Just this Tuesday, August 11, 2020, Russian President Vladimir Putin said that Russia has developed the first vaccine offering “sustainable immunity” against coronavirus. Such claim has been made although the vaccine has yet to complete clinical trials. There are even warnings from the global authorities against cutting corners.
Mr. Putin’s announcement came despite a caution last week from the World Health Organization (WHO) that Russia should not neglect and stray away from the usual methods of testing the vaccine to ensure it is safe and effective.
The Russian dash for a vaccine has already raised international concerns that Moscow is cutting corners on testing to score and political and propaganda points. Mr. Putin’s announcement became essentially a claim of victory in the global race for vaccines which is something Russian officials have been telegraphing for several weeks now despite the absence of published information about any late-phase testing.
This whole claim was met with skepticism by outside health experts, including some in the United States. While on a visit to Taiwan, Alex Azar, US Health and Human Services Secretary was asked by ABC on Tuesday what he thought about the said claim. He responded by saying it’s more important to have a safe and effective vaccine against the coronavirus than to be the first to produce a vaccine.
He added how important it is to have transparent data on the vaccine to prove its safety and efficacy. He also noted that the US has six vaccines in development under the Operation Warp Speed Initiative, which is financing research by Pfizer and Moderna for a genetic vaccine and supporting a variety of other experimental technologies.
According to the New York Times, vaccines generally go through three stages of human testing before being approved for widespread use. The first two phases test the vaccine on relatively small groups of people only to see if it causes harm and if it stimulates the immune system. The last phase, commonly known as Phase 3, compares the vaccine to a much bigger scale like thousands of people.
This final phase is the only way to know with statistical certainty whether a vaccine prevents an infection. And because it’s testing a much larger group of people, the said phase can also pick up more subtle side effects of a vaccine that earlier trials could not.
The Food and Drug Administration (FDA) in the United States has emphasized that a new coronavirus vaccine would need to be 50 percent more effective than a placebo in order to be approved. And the Russian scientific body that developed the vaccine, the Gamaleya Institute, has yet to conduct Phase 3 tests on tens of thousands of volunteers in highly controlled trials.
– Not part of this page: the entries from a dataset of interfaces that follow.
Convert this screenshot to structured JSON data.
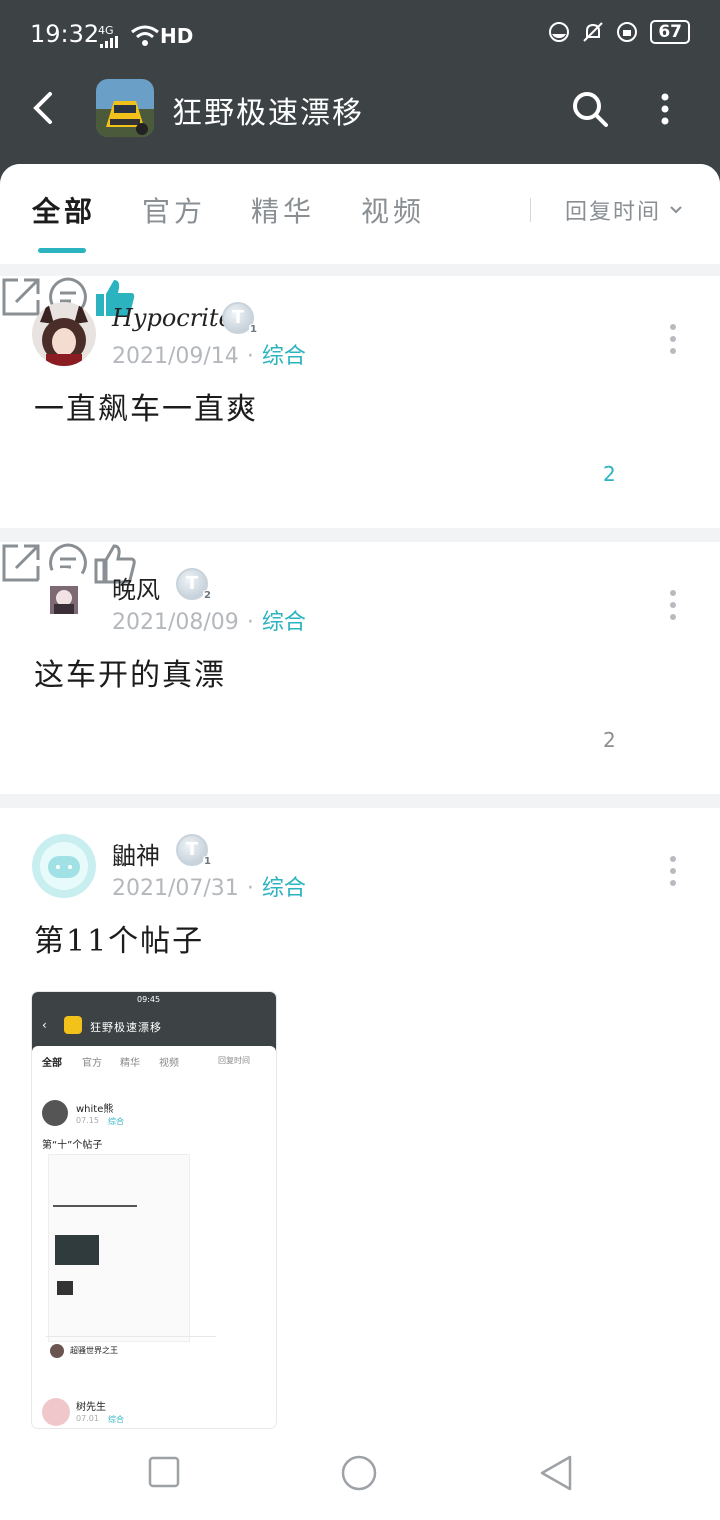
{
  "status": {
    "time": "19:32",
    "network": "4G",
    "battery": "67"
  },
  "header": {
    "title": "狂野极速漂移",
    "back_icon": "back-arrow-icon",
    "search_icon": "search-icon",
    "more_icon": "more-vertical-icon"
  },
  "tabs": [
    {
      "label": "全部",
      "active": true
    },
    {
      "label": "官方",
      "active": false
    },
    {
      "label": "精华",
      "active": false
    },
    {
      "label": "视频",
      "active": false
    }
  ],
  "sort": {
    "label": "回复时间"
  },
  "posts": [
    {
      "user": "Hypocrite",
      "level": "1",
      "date": "2021/09/14",
      "category": "综合",
      "text": "一直飙车一直爽",
      "likes": "2",
      "liked": true
    },
    {
      "user": "晚风",
      "level": "2",
      "date": "2021/08/09",
      "category": "综合",
      "text": "这车开的真漂",
      "likes": "2",
      "liked": false
    },
    {
      "user": "鼬神",
      "level": "1",
      "date": "2021/07/31",
      "category": "综合",
      "text": "第11个帖子",
      "has_image": true
    }
  ],
  "embedded_screenshot": {
    "title": "狂野极速漂移",
    "time": "09:45",
    "tabs": [
      "全部",
      "官方",
      "精华",
      "视频"
    ],
    "sort": "回复时间",
    "post_user": "white熊",
    "post_date": "07.15",
    "post_category": "综合",
    "post_text": "第“十”个帖子",
    "second_user": "超骚世界之王",
    "third_user": "树先生",
    "third_date": "07.01",
    "third_category": "综合"
  },
  "colors": {
    "accent": "#2bb3c0",
    "header_bg": "#3d4345"
  }
}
Right now, the US has the highest death and case count in the world, with more than 163,000 deaths and over 5 million cases. Meanwhile, White House counselor Kellyanne Conway expressed skepticism about the testing backing up Russia’s claim that it has successfully developed a COVID-19 vaccine.
Conway said on Fox’ “Fox & Friends” that the US standards are so much more strict and tight. She also added that, “Our FDA in our country sets the standards and what I understand from the Russia announcement is this is nowhere near where we are.”
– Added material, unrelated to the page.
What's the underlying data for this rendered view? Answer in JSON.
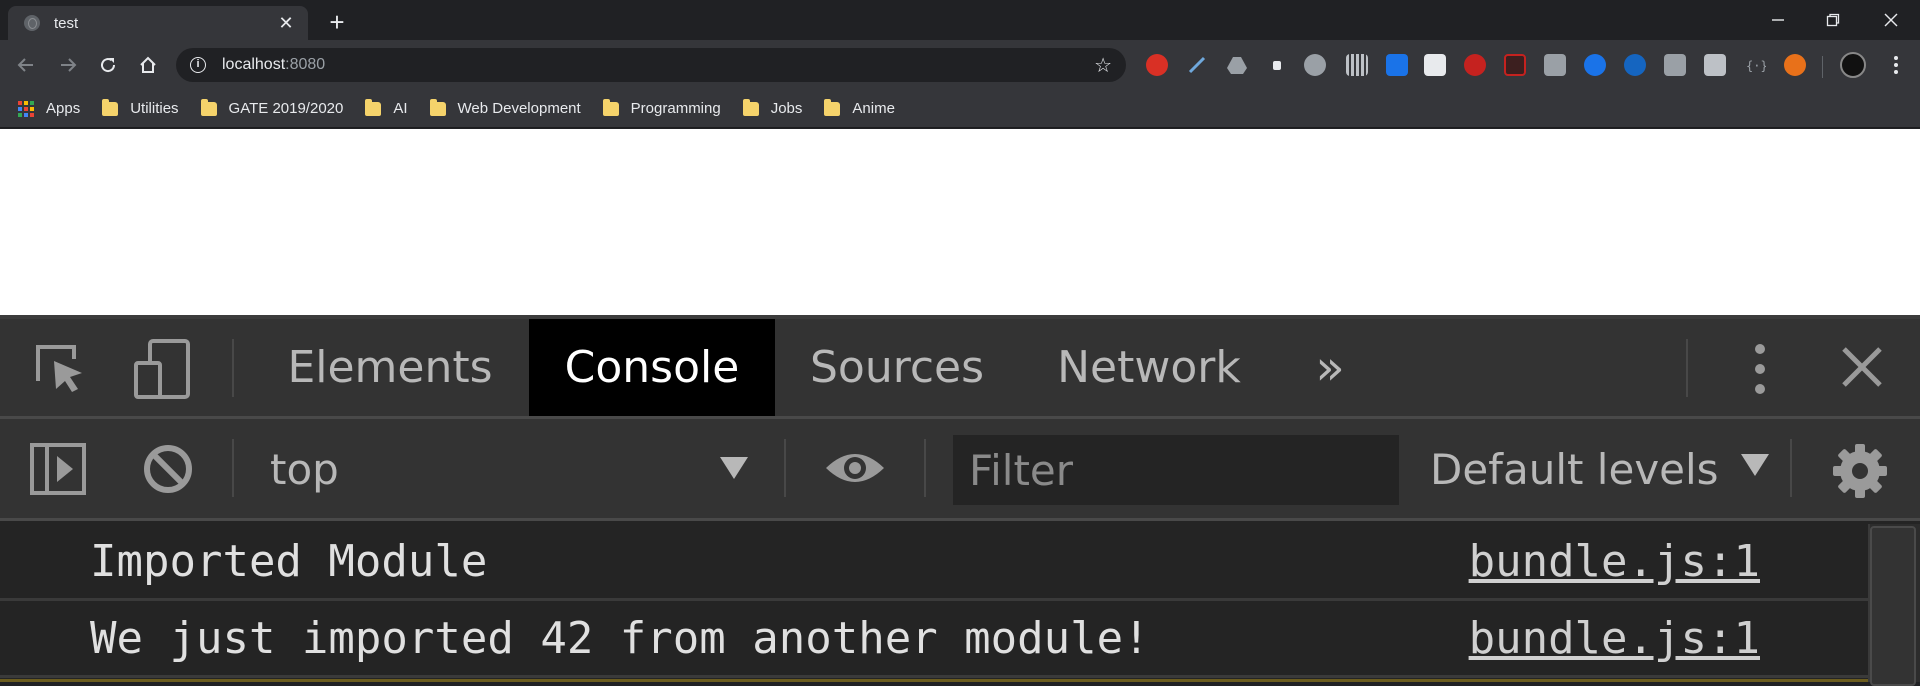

Currently, researchers around the world are developing more than 165 vaccines against the coronavirus, and 30 vaccines are in human trials.